Beneath the I-24 exit sign for Metropolis, Illinois, a second sign read “giant Superman statue.” I’d been driving for five hours by this time and was hoping to make it to Atlanta before dark, but my curiosity got the better of me. I just had to find out more about that statue. Whipping the car off the highway, I followed a series of signs emblazoned with the familiar “S” logo to a bronze statue of America’s Super Hero standing in Superman Square, located at the junction of Market and 5th Streets.
The tiny burg of Metropolis has built an entire culture around the legend of Superman. In addition to the statue, a Kryptonite meteorite is located on the southwest corner of Third and Ferry Streets and giant cut-outs of Superman and Lois Lane can be found in front of several stores and businesses around town. Across the street from the statue, The Super Museum is filled with a $2.5 million collection of more than 20,000 items spanning 60 years of Superman memorabilia.
For the past 30 years, the town has even held an annual Superman Celebration.
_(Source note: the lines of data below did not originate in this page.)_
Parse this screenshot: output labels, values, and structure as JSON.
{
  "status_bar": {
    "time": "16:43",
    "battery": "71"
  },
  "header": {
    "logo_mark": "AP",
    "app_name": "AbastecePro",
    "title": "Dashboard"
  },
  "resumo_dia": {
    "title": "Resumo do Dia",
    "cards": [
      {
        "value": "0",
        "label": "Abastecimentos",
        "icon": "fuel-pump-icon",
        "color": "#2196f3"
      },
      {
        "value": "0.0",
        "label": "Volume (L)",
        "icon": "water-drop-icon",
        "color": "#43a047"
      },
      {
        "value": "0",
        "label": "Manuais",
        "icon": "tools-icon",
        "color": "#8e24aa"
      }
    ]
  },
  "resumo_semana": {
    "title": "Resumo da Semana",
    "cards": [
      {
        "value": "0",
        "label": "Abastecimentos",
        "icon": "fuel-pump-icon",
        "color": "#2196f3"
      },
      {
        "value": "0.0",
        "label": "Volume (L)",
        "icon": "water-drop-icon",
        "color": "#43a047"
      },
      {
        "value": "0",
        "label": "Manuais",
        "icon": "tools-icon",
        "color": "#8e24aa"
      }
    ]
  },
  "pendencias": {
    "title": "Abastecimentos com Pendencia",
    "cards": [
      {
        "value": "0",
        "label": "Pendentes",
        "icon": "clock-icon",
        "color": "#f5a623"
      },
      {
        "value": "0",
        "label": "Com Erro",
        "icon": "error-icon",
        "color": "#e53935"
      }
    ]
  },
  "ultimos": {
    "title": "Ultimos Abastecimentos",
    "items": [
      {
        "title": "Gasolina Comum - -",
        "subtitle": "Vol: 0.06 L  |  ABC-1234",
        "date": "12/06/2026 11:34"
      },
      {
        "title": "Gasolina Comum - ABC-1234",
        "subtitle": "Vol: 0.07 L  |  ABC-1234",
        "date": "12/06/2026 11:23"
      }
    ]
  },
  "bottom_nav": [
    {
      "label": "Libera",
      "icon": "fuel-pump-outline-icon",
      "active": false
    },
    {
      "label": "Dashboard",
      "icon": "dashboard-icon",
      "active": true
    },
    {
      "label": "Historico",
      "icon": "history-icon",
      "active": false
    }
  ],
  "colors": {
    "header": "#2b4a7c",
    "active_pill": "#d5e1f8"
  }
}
Last year’s four day event drew more than 30,000 visitors who enjoyed events including a Superfan Baseball game between the Metropolis Marvels and Smallville Meteors, a 1940’s Gala-Ball, a carnival, an autograph session with Superman celebrities, a Superman auction and dinner, and a costume contest where the town attempted to set a Guinness World Record for the “Most People Dressed as Superman.” This year’s celebration is scheduled for June 11th – 14th, 2009.
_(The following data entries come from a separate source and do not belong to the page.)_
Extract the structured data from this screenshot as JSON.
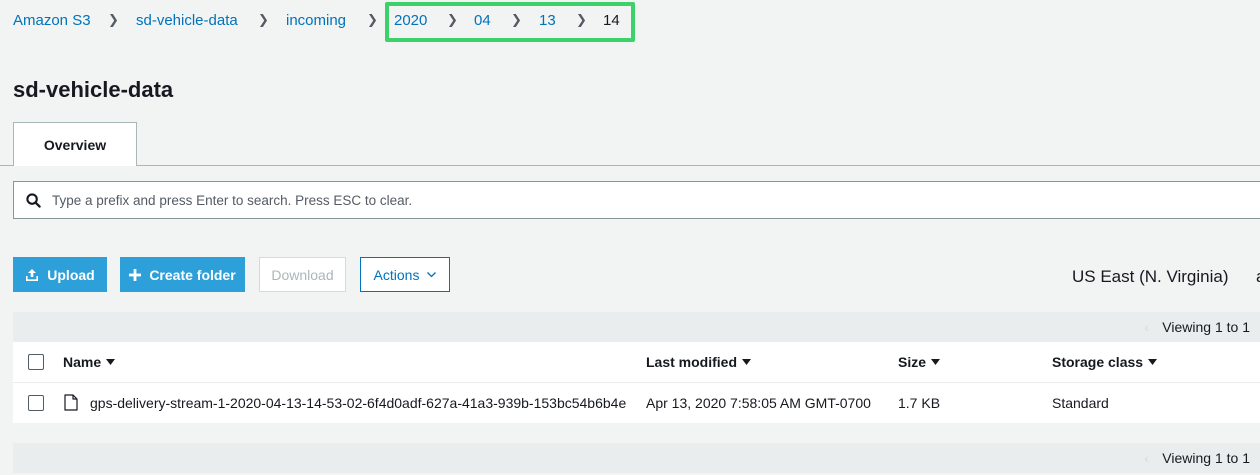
{
  "breadcrumb": {
    "items": [
      {
        "label": "Amazon S3"
      },
      {
        "label": "sd-vehicle-data"
      },
      {
        "label": "incoming"
      },
      {
        "label": "2020"
      },
      {
        "label": "04"
      },
      {
        "label": "13"
      },
      {
        "label": "14"
      }
    ],
    "highlight_color": "#3dd16b"
  },
  "bucket_title": "sd-vehicle-data",
  "tabs": [
    {
      "label": "Overview"
    }
  ],
  "search": {
    "placeholder": "Type a prefix and press Enter to search. Press ESC to clear.",
    "value": ""
  },
  "toolbar": {
    "upload_label": "Upload",
    "upload_icon": "upload-icon",
    "create_folder_label": "Create folder",
    "create_folder_icon": "plus-icon",
    "download_label": "Download",
    "actions_label": "Actions",
    "region": "US East (N. Virginia)",
    "region_extra": "a"
  },
  "table": {
    "viewing_top": "Viewing 1 to 1",
    "viewing_bottom": "Viewing 1 to 1",
    "columns": {
      "name": "Name",
      "last_modified": "Last modified",
      "size": "Size",
      "storage_class": "Storage class"
    },
    "rows": [
      {
        "name": "gps-delivery-stream-1-2020-04-13-14-53-02-6f4d0adf-627a-41a3-939b-153bc54b6b4e",
        "last_modified": "Apr 13, 2020 7:58:05 AM GMT-0700",
        "size": "1.7 KB",
        "storage_class": "Standard"
      }
    ]
  },
  "colors": {
    "primary": "#2d9fd9",
    "link": "#0073bb",
    "background": "#f2f3f3"
  }
}
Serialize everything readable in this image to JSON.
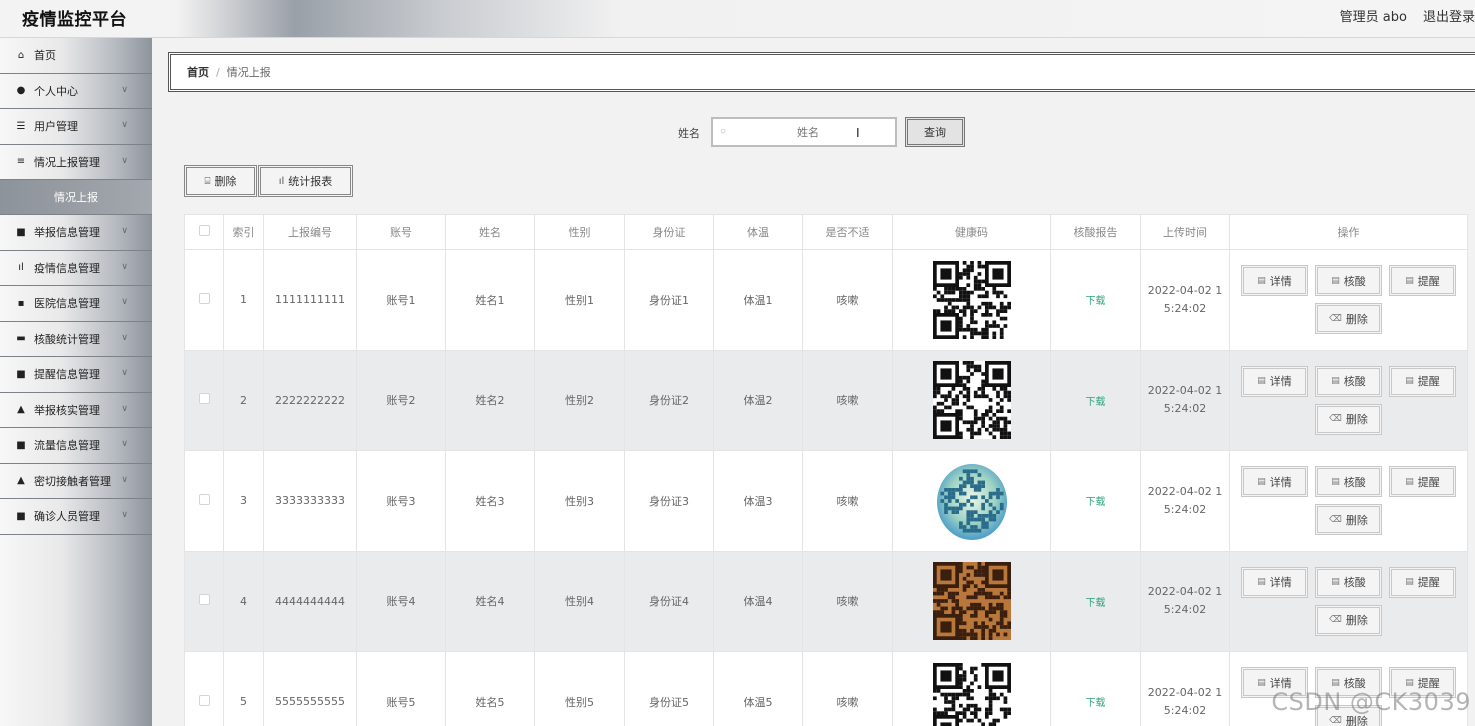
{
  "header": {
    "title": "疫情监控平台",
    "user": "管理员 abo",
    "logout": "退出登录"
  },
  "sidebar": {
    "items": [
      {
        "label": "首页",
        "icon": "home-icon",
        "glyph": "⌂",
        "chevron": false
      },
      {
        "label": "个人中心",
        "icon": "user-icon",
        "glyph": "●",
        "chevron": true
      },
      {
        "label": "用户管理",
        "icon": "list-icon",
        "glyph": "☰",
        "chevron": true
      },
      {
        "label": "情况上报管理",
        "icon": "sliders-icon",
        "glyph": "≡",
        "chevron": true
      }
    ],
    "active_sub": "情况上报",
    "items2": [
      {
        "label": "举报信息管理",
        "icon": "grid-icon",
        "glyph": "■",
        "chevron": true
      },
      {
        "label": "疫情信息管理",
        "icon": "bar-chart-icon",
        "glyph": "ıl",
        "chevron": true
      },
      {
        "label": "医院信息管理",
        "icon": "hospital-icon",
        "glyph": "▪",
        "chevron": true
      },
      {
        "label": "核酸统计管理",
        "icon": "comment-icon",
        "glyph": "▬",
        "chevron": true
      },
      {
        "label": "提醒信息管理",
        "icon": "grid-icon",
        "glyph": "■",
        "chevron": true
      },
      {
        "label": "举报核实管理",
        "icon": "thumb-icon",
        "glyph": "▲",
        "chevron": true
      },
      {
        "label": "流量信息管理",
        "icon": "grid-icon",
        "glyph": "■",
        "chevron": true
      },
      {
        "label": "密切接触者管理",
        "icon": "person-icon",
        "glyph": "▲",
        "chevron": true
      },
      {
        "label": "确诊人员管理",
        "icon": "grid-icon",
        "glyph": "■",
        "chevron": true
      }
    ]
  },
  "breadcrumb": {
    "home": "首页",
    "sep": "/",
    "current": "情况上报"
  },
  "search": {
    "label": "姓名",
    "placeholder": "姓名",
    "button": "查询"
  },
  "toolbar": {
    "delete": "删除",
    "stats": "统计报表"
  },
  "table": {
    "headers": [
      "",
      "索引",
      "上报编号",
      "账号",
      "姓名",
      "性别",
      "身份证",
      "体温",
      "是否不适",
      "健康码",
      "核酸报告",
      "上传时间",
      "操作"
    ],
    "rows": [
      {
        "index": "1",
        "code": "1111111111",
        "account": "账号1",
        "name": "姓名1",
        "gender": "性别1",
        "id": "身份证1",
        "temp": "体温1",
        "unwell": "咳嗽",
        "qr": "plain",
        "report": "下载",
        "time1": "2022-04-02 1",
        "time2": "5:24:02"
      },
      {
        "index": "2",
        "code": "2222222222",
        "account": "账号2",
        "name": "姓名2",
        "gender": "性别2",
        "id": "身份证2",
        "temp": "体温2",
        "unwell": "咳嗽",
        "qr": "plain2",
        "report": "下载",
        "time1": "2022-04-02 1",
        "time2": "5:24:02"
      },
      {
        "index": "3",
        "code": "3333333333",
        "account": "账号3",
        "name": "姓名3",
        "gender": "性别3",
        "id": "身份证3",
        "temp": "体温3",
        "unwell": "咳嗽",
        "qr": "circle",
        "report": "下载",
        "time1": "2022-04-02 1",
        "time2": "5:24:02"
      },
      {
        "index": "4",
        "code": "4444444444",
        "account": "账号4",
        "name": "姓名4",
        "gender": "性别4",
        "id": "身份证4",
        "temp": "体温4",
        "unwell": "咳嗽",
        "qr": "wood",
        "report": "下载",
        "time1": "2022-04-02 1",
        "time2": "5:24:02"
      },
      {
        "index": "5",
        "code": "5555555555",
        "account": "账号5",
        "name": "姓名5",
        "gender": "性别5",
        "id": "身份证5",
        "temp": "体温5",
        "unwell": "咳嗽",
        "qr": "plain",
        "report": "下载",
        "time1": "2022-04-02 1",
        "time2": "5:24:02"
      }
    ],
    "ops": {
      "detail": "详情",
      "nucleic": "核酸",
      "remind": "提醒",
      "delete": "删除"
    }
  },
  "watermark": "CSDN @CK3039"
}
Despite the present day success of the event, Metropolis’ Super Hero connection was slow to catch on. The current Superman statue wasn’t erected until 1993. Its predecessor was a seven-foot high statue crafted of fiberglass that was used for target practice by local youths who apparently wanted to see if Superman really was bulletproof. But there’s no messing with today’s Superman; this 15-foot tall bronze Man of Steel is indestructible, although I couldn’t resist the urge to “pull on Superman’s cape” as I stood behind the behemoth and peered down the town’s deserted main street on this cold Sunday afternoon.
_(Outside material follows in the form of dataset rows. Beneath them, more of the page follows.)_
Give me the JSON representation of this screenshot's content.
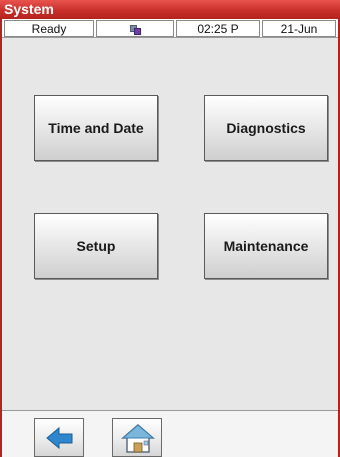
{
  "window": {
    "title": "System"
  },
  "status": {
    "state": "Ready",
    "time": "02:25 P",
    "date": "21-Jun",
    "icon": "network-status-icon"
  },
  "buttons": {
    "time_date": "Time and Date",
    "diagnostics": "Diagnostics",
    "setup": "Setup",
    "maintenance": "Maintenance"
  },
  "nav": {
    "back_icon": "back-arrow-icon",
    "home_icon": "home-icon"
  },
  "colors": {
    "title_bar": "#c8302b",
    "content_bg": "#e7e7e7",
    "back_arrow": "#2f86cc"
  }
}
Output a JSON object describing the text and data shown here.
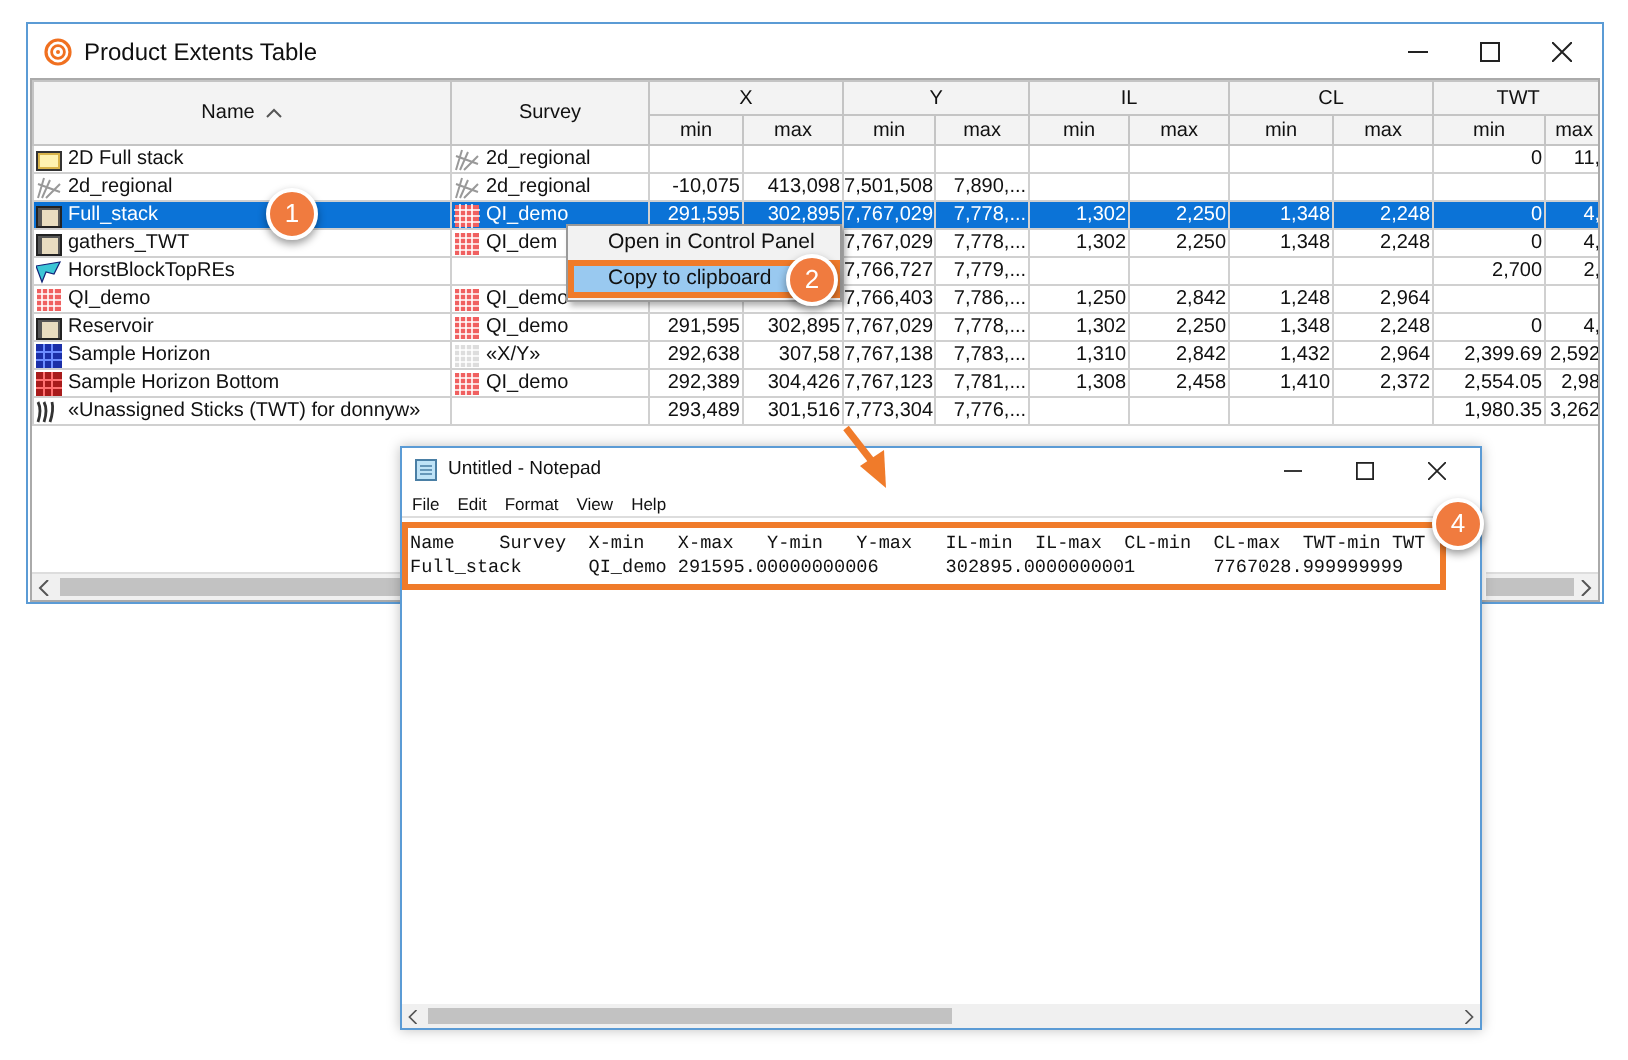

Not long afterward I was again on my way south, vowing to return at some future date to more fully investigate the area. Unlike the rest of Illinois, the southern part of the State is blessed with gently rolling hills that wrap around the broad Ohio River. Fort Massac State Park is one of the area’s most popular destinations, especially during its monthly living history weekends, when re-enactors bring the late 1700s to life at the historic fort. Other attractions in this part of Illinois include historical and archeological sites, revival period mansions, natural springs, unique shops, and even Las Vegas-style gaming at a Harrah’s Casino, located along the banks of the Ohio River in downtown Metropolis. Southern Illinois offers a wide selection of accommodations for all budgets, ranging from camping sites to cozy bed and breakfasts.